[[ Stored data, beginning ]]

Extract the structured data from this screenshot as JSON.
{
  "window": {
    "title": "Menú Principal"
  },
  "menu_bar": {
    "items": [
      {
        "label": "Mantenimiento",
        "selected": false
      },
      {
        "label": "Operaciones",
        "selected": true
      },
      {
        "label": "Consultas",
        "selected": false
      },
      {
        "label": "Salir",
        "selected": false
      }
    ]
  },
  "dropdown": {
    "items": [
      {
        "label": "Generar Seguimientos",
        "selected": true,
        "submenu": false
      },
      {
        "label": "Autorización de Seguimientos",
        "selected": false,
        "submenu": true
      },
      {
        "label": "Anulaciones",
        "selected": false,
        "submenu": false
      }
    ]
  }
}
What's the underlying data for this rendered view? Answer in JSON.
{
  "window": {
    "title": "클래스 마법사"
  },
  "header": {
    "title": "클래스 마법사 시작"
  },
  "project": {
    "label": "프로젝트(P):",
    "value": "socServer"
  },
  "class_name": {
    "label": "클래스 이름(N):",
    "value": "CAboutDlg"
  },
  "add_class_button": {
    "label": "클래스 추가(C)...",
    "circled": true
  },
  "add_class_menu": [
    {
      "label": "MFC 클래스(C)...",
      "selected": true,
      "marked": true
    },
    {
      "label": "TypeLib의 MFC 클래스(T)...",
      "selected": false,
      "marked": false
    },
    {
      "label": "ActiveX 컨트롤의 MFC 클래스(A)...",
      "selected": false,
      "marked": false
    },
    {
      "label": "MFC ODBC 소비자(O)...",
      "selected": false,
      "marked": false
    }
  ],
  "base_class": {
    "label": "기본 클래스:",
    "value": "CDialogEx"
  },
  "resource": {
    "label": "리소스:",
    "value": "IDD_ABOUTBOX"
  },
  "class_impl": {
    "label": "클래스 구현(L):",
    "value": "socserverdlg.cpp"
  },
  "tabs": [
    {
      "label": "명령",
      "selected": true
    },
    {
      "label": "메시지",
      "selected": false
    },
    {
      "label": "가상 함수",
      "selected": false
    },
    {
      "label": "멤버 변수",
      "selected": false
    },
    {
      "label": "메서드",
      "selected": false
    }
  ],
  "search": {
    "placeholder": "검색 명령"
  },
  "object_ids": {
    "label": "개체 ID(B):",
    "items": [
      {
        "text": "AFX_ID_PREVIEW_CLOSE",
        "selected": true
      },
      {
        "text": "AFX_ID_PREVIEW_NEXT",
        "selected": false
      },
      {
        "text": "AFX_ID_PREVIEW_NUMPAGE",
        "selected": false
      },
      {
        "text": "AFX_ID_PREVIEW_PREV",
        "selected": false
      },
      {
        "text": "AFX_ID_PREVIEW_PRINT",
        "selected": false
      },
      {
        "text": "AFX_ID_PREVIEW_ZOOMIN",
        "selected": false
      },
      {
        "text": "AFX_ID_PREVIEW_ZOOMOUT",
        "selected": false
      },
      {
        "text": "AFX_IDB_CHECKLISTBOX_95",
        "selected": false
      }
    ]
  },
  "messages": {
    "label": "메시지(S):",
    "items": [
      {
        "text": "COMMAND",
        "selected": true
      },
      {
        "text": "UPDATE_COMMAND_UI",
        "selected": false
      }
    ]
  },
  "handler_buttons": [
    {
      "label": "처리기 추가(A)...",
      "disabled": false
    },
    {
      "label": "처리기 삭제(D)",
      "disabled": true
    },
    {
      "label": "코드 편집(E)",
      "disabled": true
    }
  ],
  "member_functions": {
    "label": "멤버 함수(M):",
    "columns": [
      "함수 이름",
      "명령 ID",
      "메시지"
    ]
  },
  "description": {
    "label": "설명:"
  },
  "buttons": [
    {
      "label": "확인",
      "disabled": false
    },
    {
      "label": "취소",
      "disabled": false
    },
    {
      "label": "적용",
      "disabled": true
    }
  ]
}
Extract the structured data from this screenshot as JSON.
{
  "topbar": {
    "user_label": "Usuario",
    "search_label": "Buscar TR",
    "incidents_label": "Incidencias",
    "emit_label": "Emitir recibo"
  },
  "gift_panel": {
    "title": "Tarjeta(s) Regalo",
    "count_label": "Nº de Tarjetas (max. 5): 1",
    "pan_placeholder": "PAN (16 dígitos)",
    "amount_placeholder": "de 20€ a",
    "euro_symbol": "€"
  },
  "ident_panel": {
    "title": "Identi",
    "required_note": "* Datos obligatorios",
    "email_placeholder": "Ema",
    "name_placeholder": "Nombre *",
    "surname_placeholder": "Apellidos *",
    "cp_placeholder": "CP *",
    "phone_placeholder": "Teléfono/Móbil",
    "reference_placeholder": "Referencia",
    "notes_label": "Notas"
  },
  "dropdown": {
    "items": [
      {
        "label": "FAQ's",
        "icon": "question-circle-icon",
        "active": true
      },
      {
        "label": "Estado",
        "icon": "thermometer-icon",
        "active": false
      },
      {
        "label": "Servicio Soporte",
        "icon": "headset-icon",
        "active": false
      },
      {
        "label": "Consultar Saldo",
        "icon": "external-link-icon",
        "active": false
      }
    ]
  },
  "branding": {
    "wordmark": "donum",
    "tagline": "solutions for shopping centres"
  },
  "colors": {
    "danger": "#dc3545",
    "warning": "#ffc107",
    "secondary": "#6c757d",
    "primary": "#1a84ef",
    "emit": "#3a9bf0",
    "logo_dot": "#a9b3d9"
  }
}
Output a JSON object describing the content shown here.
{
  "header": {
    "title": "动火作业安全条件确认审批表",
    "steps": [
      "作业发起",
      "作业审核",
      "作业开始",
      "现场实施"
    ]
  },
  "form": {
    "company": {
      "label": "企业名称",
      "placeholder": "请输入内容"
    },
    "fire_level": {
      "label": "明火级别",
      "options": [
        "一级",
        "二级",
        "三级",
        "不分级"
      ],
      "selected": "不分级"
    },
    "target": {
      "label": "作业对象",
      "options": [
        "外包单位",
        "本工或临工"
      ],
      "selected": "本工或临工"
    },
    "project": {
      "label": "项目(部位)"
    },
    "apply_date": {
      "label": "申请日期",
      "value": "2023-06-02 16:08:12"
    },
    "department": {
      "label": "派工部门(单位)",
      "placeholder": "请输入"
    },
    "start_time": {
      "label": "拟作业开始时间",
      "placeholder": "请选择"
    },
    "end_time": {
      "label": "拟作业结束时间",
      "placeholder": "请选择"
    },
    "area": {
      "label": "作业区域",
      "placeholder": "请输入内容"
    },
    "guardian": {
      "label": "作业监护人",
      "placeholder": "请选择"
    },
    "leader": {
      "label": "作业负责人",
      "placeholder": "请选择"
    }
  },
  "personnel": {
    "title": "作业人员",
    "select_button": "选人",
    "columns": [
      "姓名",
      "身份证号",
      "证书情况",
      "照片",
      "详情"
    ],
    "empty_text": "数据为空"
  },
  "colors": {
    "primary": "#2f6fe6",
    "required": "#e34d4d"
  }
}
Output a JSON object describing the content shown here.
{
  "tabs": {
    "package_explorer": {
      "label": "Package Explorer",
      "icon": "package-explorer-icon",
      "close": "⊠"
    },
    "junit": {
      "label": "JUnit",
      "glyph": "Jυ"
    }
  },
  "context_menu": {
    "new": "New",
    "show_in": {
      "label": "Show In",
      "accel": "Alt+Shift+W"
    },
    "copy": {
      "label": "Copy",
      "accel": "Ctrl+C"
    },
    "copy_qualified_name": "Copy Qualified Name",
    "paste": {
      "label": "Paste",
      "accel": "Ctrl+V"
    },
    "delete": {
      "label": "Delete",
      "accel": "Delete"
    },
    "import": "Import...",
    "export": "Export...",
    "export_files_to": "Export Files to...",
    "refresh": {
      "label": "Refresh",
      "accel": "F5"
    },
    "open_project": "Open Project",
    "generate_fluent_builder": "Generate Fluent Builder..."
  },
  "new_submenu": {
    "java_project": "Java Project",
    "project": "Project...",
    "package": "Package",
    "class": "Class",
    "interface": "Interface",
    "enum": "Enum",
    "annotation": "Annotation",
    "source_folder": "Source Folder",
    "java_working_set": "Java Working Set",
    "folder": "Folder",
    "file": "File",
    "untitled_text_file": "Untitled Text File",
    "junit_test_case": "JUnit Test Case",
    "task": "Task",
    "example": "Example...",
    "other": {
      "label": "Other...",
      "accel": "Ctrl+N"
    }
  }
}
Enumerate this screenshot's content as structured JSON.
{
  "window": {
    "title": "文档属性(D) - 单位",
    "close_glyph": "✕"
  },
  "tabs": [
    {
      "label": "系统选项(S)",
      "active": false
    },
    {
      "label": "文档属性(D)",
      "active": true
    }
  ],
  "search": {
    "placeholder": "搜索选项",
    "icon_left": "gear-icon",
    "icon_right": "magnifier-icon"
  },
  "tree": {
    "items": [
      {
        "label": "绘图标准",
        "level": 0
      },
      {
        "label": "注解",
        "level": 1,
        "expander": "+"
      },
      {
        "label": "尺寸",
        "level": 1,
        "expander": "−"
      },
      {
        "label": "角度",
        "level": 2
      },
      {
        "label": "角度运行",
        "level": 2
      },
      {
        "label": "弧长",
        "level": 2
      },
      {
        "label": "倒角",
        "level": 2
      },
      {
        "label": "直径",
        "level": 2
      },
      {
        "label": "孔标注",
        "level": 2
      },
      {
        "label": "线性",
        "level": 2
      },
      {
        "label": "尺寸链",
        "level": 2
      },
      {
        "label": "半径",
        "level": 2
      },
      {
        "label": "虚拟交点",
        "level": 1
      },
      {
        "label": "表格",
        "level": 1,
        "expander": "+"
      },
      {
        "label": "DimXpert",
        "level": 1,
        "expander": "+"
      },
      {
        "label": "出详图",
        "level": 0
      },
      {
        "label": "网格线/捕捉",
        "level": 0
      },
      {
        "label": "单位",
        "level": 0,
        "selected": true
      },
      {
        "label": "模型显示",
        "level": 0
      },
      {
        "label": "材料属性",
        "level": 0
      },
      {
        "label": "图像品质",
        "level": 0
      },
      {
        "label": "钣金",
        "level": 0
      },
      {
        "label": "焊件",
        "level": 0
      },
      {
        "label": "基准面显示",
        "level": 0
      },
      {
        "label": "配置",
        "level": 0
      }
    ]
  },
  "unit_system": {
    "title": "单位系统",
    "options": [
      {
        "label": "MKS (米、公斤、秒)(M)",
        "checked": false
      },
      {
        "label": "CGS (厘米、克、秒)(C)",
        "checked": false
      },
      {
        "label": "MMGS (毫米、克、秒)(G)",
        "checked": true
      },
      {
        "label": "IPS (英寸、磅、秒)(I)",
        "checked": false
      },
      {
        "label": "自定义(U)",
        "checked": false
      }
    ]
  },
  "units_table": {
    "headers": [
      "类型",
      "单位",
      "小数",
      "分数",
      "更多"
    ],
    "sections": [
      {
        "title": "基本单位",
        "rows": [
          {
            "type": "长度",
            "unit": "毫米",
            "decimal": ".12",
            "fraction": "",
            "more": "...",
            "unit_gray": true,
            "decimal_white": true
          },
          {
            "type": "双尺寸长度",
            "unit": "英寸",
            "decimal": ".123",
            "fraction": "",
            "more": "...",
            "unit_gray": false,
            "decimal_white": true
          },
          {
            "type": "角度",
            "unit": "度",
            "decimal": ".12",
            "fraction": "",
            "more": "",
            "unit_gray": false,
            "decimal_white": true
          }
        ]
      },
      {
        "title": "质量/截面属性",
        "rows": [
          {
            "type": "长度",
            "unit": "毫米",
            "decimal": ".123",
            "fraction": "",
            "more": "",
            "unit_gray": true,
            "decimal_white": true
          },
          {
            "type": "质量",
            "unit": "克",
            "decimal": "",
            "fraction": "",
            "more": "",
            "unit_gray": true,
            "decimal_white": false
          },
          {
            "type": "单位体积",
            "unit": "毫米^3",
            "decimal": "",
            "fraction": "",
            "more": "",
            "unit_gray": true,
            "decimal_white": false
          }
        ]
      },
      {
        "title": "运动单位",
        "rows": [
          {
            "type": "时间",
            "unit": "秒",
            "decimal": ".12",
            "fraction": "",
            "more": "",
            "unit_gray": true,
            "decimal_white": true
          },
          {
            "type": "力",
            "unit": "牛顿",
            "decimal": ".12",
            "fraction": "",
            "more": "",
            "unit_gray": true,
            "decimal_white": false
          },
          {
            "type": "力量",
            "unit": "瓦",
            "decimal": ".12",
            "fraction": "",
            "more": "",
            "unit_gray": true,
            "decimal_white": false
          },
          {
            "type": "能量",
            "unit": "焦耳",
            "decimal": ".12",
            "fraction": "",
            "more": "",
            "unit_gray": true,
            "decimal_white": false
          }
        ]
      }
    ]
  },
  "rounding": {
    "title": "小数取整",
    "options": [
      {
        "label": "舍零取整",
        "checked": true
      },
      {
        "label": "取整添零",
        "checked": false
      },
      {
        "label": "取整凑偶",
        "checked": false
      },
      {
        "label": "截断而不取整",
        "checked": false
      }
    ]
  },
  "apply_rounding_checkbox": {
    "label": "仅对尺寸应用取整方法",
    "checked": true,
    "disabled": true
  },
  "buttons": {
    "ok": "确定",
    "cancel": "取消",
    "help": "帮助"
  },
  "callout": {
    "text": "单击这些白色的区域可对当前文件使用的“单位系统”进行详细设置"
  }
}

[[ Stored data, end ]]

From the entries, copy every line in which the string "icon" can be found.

> **Written solution**
        "icon": "question-circle-icon",
        "icon": "thermometer-icon",
        "icon": "headset-icon",
        "icon": "external-link-icon",
      "icon": "package-explorer-icon",
    "icon_left": "gear-icon",
    "icon_right": "magnifier-icon"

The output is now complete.